Date : 16 July 2018
Source : New York Times

.... While the average jet’s life span is 25 years, a stunning array of art and functional objects made from their remains can be useful far, far longer.

"SkyArt, based in Istanbul, has come up with a way to give some composite and mixed plastic elements a second life. “Cabin interiors used to go to landfills,” said Irmak Erol, SkyArt’s sales director. The company, which also makes aviation-themed furniture using retired aircraft parts, turns aircraft interiors into simulators used by cabin crew training institutions, event organizers, movie production companies and advertising agencies.

SkyArt’s clients include major airlines, corporations, aviation enthusiasts, architects, interior designers, children’s theme park developers, as well as Middle Eastern kings, heads of state and casinos in Macau. A current commission is from the United States Department of State. “We are about to deliver a B-777 mock-up” to the United States Embassy in Kazakhstan, Mr Erol said. “The device will be used for the training of Kazakh Border Guard Service personnel. It is a huge device with a cockpit.”

The average aircraft has about 800 to 1,000 parts that can be reused when it comes out of service. The largest assets, like the engine and landing gear, are often removed, repaired, tested, recertified and used in another aircraft in a carrier’s fleet. Aluminium, copper wiring and other precious metals go to recycling centres and back to the raw supply chain.

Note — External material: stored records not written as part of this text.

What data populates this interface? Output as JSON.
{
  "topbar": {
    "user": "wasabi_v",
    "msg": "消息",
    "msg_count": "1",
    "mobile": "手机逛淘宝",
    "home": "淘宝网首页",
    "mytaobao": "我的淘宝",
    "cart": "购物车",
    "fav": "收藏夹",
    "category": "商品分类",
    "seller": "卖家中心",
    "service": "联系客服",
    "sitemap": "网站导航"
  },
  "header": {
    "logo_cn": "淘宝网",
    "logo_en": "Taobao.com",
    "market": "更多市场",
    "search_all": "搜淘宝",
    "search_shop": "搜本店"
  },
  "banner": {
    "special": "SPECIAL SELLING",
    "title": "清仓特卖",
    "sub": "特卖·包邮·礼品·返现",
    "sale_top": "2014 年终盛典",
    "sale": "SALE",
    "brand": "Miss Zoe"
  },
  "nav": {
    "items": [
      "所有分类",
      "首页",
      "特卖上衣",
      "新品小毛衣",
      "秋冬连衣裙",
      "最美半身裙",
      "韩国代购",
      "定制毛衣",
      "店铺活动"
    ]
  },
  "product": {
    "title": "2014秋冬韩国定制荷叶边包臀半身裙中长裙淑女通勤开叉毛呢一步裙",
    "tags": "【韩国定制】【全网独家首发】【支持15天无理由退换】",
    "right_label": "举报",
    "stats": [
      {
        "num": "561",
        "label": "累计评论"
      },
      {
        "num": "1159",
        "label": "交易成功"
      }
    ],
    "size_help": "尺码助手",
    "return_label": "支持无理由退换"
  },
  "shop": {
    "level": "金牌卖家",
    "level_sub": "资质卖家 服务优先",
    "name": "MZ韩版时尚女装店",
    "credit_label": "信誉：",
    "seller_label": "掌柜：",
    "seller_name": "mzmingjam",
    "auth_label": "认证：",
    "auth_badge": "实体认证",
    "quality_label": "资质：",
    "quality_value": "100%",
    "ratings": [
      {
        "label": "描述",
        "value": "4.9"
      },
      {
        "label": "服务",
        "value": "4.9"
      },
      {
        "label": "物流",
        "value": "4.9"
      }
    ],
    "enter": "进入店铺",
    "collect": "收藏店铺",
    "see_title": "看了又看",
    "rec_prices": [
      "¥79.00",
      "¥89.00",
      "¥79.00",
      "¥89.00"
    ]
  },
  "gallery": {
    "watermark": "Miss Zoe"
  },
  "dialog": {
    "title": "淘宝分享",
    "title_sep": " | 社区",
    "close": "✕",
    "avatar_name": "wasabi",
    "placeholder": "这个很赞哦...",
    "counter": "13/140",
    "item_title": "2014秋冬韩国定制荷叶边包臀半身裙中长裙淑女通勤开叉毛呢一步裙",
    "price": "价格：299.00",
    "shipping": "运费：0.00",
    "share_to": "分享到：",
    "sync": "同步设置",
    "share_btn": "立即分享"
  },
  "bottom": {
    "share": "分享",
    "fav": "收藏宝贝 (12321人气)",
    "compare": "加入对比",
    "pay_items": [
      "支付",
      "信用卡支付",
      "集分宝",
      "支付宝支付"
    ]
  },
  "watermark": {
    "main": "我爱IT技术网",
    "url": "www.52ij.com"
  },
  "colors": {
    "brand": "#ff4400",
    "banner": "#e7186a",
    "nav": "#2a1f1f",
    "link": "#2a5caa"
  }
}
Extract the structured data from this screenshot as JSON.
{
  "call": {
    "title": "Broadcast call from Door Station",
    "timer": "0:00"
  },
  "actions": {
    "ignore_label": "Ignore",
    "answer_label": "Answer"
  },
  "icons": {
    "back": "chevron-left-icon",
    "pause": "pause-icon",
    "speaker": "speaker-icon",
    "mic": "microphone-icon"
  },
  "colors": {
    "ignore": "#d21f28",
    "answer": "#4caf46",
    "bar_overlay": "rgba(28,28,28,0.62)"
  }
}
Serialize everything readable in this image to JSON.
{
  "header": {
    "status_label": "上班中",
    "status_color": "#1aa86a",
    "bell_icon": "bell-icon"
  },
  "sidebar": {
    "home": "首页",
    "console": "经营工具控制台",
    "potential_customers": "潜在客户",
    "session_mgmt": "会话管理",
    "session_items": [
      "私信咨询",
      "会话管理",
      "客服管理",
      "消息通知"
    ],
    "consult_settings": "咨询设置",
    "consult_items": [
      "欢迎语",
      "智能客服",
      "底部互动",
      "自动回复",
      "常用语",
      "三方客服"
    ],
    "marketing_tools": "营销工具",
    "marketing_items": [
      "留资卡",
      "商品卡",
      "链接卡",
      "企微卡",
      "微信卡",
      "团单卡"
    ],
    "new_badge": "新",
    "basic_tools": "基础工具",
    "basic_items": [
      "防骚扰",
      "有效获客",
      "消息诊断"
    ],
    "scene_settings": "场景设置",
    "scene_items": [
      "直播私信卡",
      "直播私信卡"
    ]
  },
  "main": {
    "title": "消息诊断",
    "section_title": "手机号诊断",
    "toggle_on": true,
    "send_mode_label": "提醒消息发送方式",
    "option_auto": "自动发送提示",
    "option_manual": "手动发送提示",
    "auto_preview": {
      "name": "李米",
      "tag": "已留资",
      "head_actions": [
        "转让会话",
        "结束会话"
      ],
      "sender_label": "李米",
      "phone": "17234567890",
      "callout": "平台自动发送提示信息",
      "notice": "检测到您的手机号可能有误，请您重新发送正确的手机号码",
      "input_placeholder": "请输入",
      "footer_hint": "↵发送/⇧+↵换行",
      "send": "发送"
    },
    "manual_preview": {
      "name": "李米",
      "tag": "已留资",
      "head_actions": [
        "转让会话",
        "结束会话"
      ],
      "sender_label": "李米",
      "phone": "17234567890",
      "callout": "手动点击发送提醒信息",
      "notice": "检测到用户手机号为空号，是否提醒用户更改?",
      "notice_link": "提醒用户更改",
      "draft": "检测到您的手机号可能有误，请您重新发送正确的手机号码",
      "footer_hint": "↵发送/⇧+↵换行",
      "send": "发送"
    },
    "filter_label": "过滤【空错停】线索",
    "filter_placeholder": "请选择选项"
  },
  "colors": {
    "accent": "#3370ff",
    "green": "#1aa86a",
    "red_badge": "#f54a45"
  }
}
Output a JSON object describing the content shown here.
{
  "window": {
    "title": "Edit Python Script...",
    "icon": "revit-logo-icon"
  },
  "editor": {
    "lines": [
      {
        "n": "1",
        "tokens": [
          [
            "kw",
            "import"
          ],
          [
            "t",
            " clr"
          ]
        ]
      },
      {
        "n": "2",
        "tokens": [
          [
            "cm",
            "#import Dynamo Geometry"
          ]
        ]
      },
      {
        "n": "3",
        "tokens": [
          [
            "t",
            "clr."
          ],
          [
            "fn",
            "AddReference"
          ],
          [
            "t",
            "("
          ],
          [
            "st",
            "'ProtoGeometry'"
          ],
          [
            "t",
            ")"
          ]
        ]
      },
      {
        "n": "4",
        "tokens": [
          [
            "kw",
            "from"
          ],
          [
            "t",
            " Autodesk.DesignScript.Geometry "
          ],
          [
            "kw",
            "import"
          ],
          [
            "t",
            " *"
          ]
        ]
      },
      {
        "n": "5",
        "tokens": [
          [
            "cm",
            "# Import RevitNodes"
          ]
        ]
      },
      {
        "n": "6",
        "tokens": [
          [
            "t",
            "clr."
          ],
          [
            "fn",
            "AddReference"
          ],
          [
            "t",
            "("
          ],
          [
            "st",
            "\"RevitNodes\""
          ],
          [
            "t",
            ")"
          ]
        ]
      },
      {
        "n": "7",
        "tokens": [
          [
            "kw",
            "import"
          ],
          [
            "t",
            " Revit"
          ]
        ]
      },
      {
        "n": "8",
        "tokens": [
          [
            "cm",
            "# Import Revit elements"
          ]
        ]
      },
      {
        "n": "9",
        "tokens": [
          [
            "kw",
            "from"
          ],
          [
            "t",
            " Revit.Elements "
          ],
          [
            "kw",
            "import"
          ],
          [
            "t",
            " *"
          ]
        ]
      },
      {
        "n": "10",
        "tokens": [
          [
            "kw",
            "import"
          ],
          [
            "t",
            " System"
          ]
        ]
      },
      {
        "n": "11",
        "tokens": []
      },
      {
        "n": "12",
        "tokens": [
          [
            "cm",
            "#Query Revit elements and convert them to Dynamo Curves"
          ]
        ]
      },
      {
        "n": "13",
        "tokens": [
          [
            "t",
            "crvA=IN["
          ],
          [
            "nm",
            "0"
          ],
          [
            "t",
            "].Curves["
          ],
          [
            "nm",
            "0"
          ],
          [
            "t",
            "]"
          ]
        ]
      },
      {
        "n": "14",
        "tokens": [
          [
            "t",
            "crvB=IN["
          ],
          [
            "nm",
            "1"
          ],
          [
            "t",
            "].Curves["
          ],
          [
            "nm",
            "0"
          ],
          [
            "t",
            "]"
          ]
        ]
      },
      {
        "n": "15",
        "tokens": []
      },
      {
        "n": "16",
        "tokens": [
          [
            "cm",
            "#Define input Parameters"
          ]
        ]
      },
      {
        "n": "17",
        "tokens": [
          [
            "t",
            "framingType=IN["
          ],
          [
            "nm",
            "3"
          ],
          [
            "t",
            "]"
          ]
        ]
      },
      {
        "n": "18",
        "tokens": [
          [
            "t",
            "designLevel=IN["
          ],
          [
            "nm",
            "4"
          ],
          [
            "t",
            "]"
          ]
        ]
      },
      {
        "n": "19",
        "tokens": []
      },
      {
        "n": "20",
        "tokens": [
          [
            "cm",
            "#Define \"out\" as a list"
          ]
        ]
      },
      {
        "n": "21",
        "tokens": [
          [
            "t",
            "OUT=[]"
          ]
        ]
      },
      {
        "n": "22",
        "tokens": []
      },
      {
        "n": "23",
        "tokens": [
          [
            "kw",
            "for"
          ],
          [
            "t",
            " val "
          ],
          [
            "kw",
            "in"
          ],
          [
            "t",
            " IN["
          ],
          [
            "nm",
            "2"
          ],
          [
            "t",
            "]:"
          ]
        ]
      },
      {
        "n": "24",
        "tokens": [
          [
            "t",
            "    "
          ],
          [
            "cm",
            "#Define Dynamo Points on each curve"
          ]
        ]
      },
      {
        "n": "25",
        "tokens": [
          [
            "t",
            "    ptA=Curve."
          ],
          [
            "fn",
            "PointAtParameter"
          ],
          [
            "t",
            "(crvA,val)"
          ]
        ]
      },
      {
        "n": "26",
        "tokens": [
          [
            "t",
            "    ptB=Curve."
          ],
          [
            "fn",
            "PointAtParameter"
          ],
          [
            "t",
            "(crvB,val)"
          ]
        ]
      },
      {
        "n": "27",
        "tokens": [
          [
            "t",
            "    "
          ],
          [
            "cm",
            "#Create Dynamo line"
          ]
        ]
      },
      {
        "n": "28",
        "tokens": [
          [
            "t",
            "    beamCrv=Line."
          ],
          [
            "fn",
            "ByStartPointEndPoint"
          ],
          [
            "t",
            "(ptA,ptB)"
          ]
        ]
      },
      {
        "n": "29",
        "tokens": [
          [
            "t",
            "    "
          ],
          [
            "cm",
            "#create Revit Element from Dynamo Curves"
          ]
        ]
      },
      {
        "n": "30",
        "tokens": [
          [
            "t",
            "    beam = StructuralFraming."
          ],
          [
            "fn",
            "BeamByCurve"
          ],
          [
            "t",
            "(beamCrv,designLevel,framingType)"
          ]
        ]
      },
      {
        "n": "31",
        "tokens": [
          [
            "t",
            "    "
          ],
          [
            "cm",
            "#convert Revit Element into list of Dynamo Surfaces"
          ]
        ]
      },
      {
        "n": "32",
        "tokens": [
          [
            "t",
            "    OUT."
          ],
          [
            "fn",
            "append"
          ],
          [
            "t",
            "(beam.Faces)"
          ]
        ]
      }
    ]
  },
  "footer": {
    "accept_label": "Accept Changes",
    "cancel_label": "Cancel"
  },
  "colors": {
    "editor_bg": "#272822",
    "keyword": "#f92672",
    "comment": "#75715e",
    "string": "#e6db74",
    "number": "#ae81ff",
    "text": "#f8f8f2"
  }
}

Interior components made of mixed plastics, like overhead bins and walls, “are currently the only parts of an aircraft that can’t be recycled, Composite materials, like carbon fibre, that are in the early stages of use in aircraft, are able to be recycled today by recovering the fibres for use in products like electronics. “Boeing, Airbus and the industry as a whole is investing heavily on R & D to learn how to responsibly and cost-effectively recycle those materials,”. The goal is to “help the industry develop techniques for composite airplane recycling,” for aircraft that will not begin to retire for at least another decade” he said.".....